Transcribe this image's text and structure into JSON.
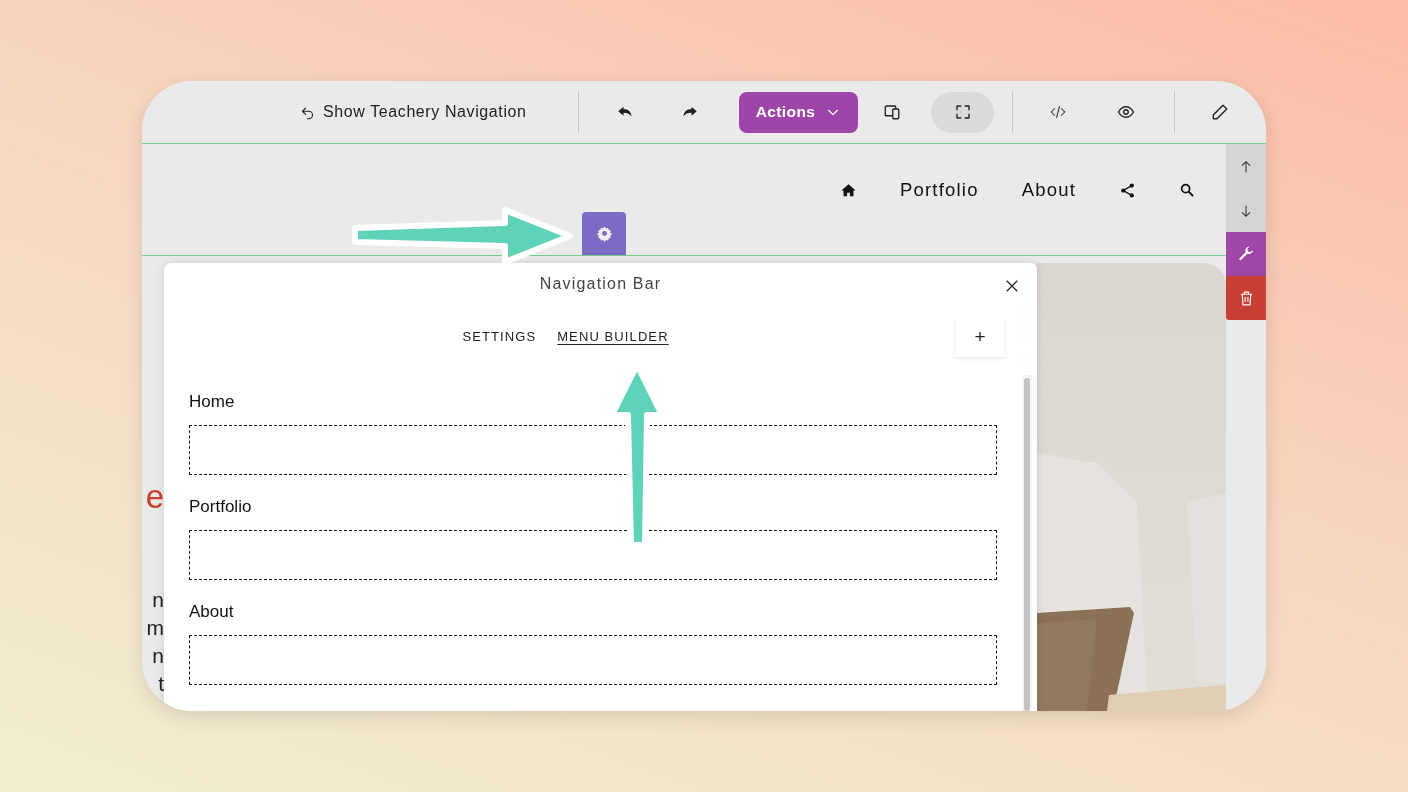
{
  "toolbar": {
    "back_link": "Show Teachery Navigation",
    "actions_button": "Actions"
  },
  "site_nav": {
    "links": [
      "Portfolio",
      "About"
    ]
  },
  "page_fragments": {
    "heading": [
      "e"
    ],
    "body": [
      "n",
      "m",
      "n",
      "t"
    ]
  },
  "panel": {
    "title": "Navigation Bar",
    "tabs": [
      {
        "label": "SETTINGS",
        "selected": false
      },
      {
        "label": "MENU BUILDER",
        "selected": true
      }
    ],
    "add_button": "+",
    "menu_items": [
      {
        "label": "Home"
      },
      {
        "label": "Portfolio"
      },
      {
        "label": "About"
      }
    ]
  }
}
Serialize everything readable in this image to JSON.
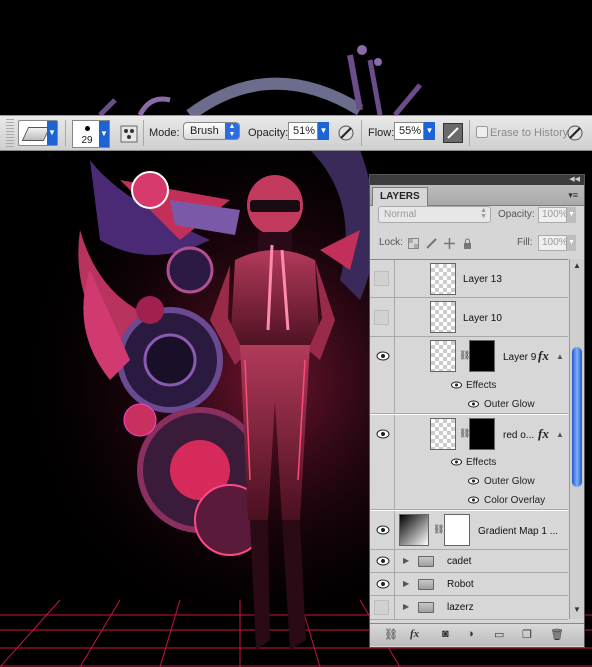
{
  "options_bar": {
    "brush_size": "29",
    "mode_label": "Mode:",
    "mode_value": "Brush",
    "opacity_label": "Opacity:",
    "opacity_value": "51%",
    "flow_label": "Flow:",
    "flow_value": "55%",
    "erase_history_label": "Erase to History"
  },
  "layers_panel": {
    "tab_label": "LAYERS",
    "blend_mode": "Normal",
    "opacity_label": "Opacity:",
    "opacity_value": "100%",
    "lock_label": "Lock:",
    "fill_label": "Fill:",
    "fill_value": "100%",
    "layers": [
      {
        "name": "Layer 13",
        "visible": false
      },
      {
        "name": "Layer 10",
        "visible": false
      },
      {
        "name": "Layer 9",
        "visible": true
      },
      {
        "name": "Effects"
      },
      {
        "name": "Outer Glow"
      },
      {
        "name": "red o...",
        "visible": true
      },
      {
        "name": "Effects"
      },
      {
        "name": "Outer Glow"
      },
      {
        "name": "Color Overlay"
      },
      {
        "name": "Gradient Map 1 ...",
        "visible": true
      },
      {
        "name": "cadet",
        "visible": true
      },
      {
        "name": "Robot",
        "visible": true
      },
      {
        "name": "lazerz",
        "visible": false
      }
    ]
  },
  "colors": {
    "accent_blue": "#1c64d4",
    "neon_pink": "#ff2d6f",
    "art_purple": "#4a2a74"
  }
}
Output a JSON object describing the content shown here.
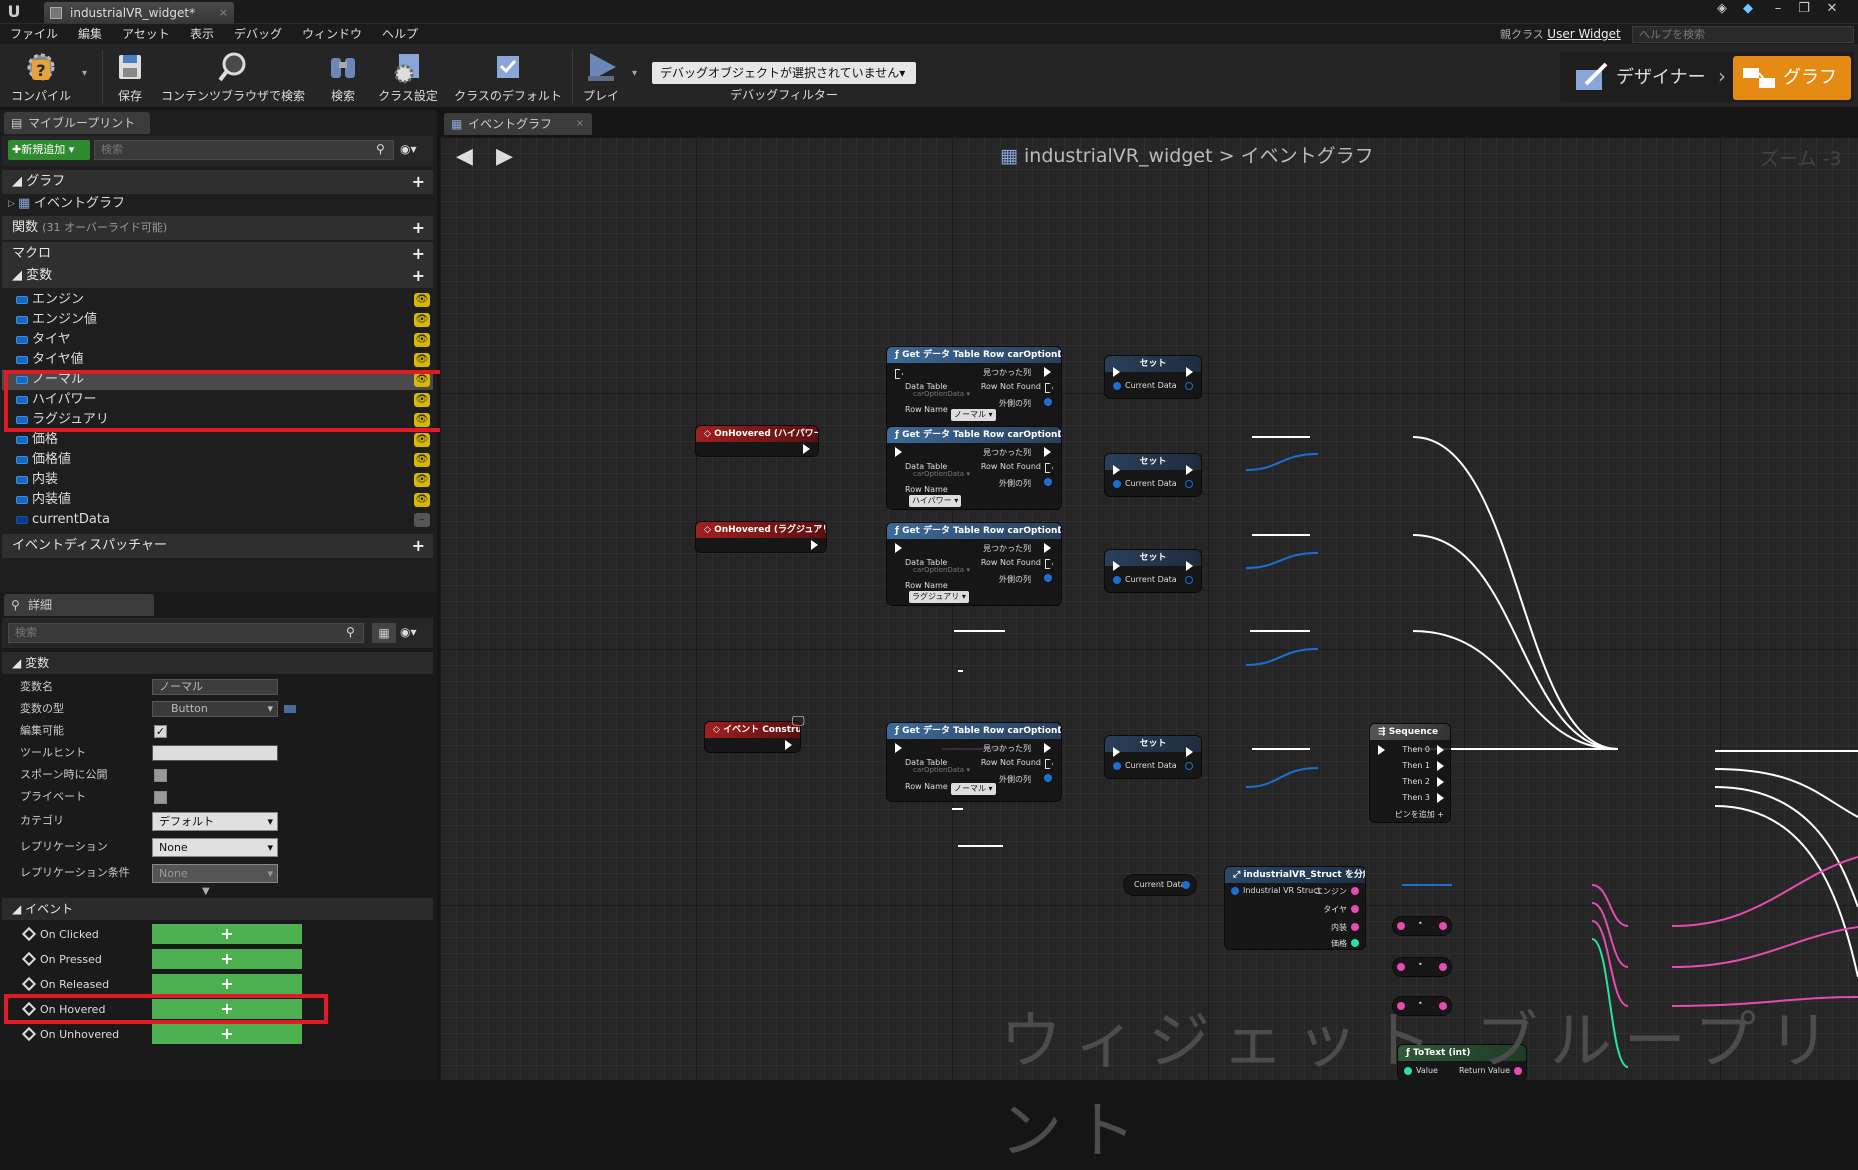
{
  "window": {
    "tab_title": "industrialVR_widget*",
    "close": "×"
  },
  "menu": [
    "ファイル",
    "編集",
    "アセット",
    "表示",
    "デバッグ",
    "ウィンドウ",
    "ヘルプ"
  ],
  "parent_class": {
    "label": "親クラス",
    "value": "User Widget"
  },
  "help_search_placeholder": "ヘルプを検索",
  "toolbar": {
    "compile": "コンパイル",
    "save": "保存",
    "content_browser": "コンテンツブラウザで検索",
    "search": "検索",
    "class_settings": "クラス設定",
    "class_defaults": "クラスのデフォルト",
    "play": "プレイ",
    "debug_select": "デバッグオブジェクトが選択されていません▾",
    "debug_filter": "デバッグフィルター"
  },
  "modes": {
    "designer": "デザイナー",
    "graph": "グラフ",
    "accent": "#e58b14"
  },
  "my_blueprint": {
    "tab": "マイブループリント",
    "add_new": "新規追加",
    "search_placeholder": "検索",
    "graphs_header": "グラフ",
    "event_graph": "イベントグラフ",
    "functions_header": "関数",
    "functions_note": "(31 オーバーライド可能)",
    "macros_header": "マクロ",
    "variables_header": "変数",
    "variables": [
      "エンジン",
      "エンジン値",
      "タイヤ",
      "タイヤ値",
      "ノーマル",
      "ハイパワー",
      "ラグジュアリ",
      "価格",
      "価格値",
      "内装",
      "内装値",
      "currentData"
    ],
    "dispatchers_header": "イベントディスパッチャー"
  },
  "details": {
    "tab": "詳細",
    "search_placeholder": "検索",
    "variable_header": "変数",
    "rows": {
      "var_name_label": "変数名",
      "var_name_value": "ノーマル",
      "var_type_label": "変数の型",
      "var_type_value": "Button",
      "editable_label": "編集可能",
      "tooltip_label": "ツールヒント",
      "expose_spawn_label": "スポーン時に公開",
      "private_label": "プライベート",
      "category_label": "カテゴリ",
      "category_value": "デフォルト",
      "replication_label": "レプリケーション",
      "replication_value": "None",
      "rep_condition_label": "レプリケーション条件",
      "rep_condition_value": "None"
    },
    "events_header": "イベント",
    "events": [
      "On Clicked",
      "On Pressed",
      "On Released",
      "On Hovered",
      "On Unhovered"
    ],
    "add_symbol": "+"
  },
  "graph": {
    "tab": "イベントグラフ",
    "breadcrumb_root": "industrialVR_widget",
    "breadcrumb_sep": ">",
    "breadcrumb_leaf": "イベントグラフ",
    "zoom": "ズーム -3",
    "watermark": "ウィジェット ブループリント",
    "get_row_title": "Get データ Table Row carOptionData",
    "pins": {
      "found": "見つかった列",
      "not_found": "Row Not Found",
      "out_row": "外側の列",
      "data_table": "Data Table",
      "data_table_value": "carOptionData ▾",
      "row_name": "Row Name"
    },
    "row_names": [
      "ノーマル ▾",
      "ハイパワー ▾",
      "ラグジュアリ ▾",
      "ノーマル ▾"
    ],
    "set_title": "セット",
    "current_data": "Current Data",
    "events": [
      "OnHovered (ハイパワー)",
      "OnHovered (ラグジュアリ)",
      "イベント Construct"
    ],
    "sequence": {
      "title": "Sequence",
      "outputs": [
        "Then 0",
        "Then 1",
        "Then 2",
        "Then 3"
      ],
      "add_pin": "ピンを追加 +"
    },
    "break_struct": {
      "title": "industrialVR_Struct を分解",
      "input": "Industrial VR Struct",
      "outputs": [
        "エンジン",
        "タイヤ",
        "内装",
        "価格"
      ]
    },
    "totext": {
      "title": "ToText (int)",
      "value": "Value",
      "return": "Return Value"
    }
  }
}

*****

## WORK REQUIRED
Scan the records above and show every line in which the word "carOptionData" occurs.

## SOLUTION
    "get_row_title": "Get データ Table Row carOptionData",
      "data_table_value": "carOptionData ▾",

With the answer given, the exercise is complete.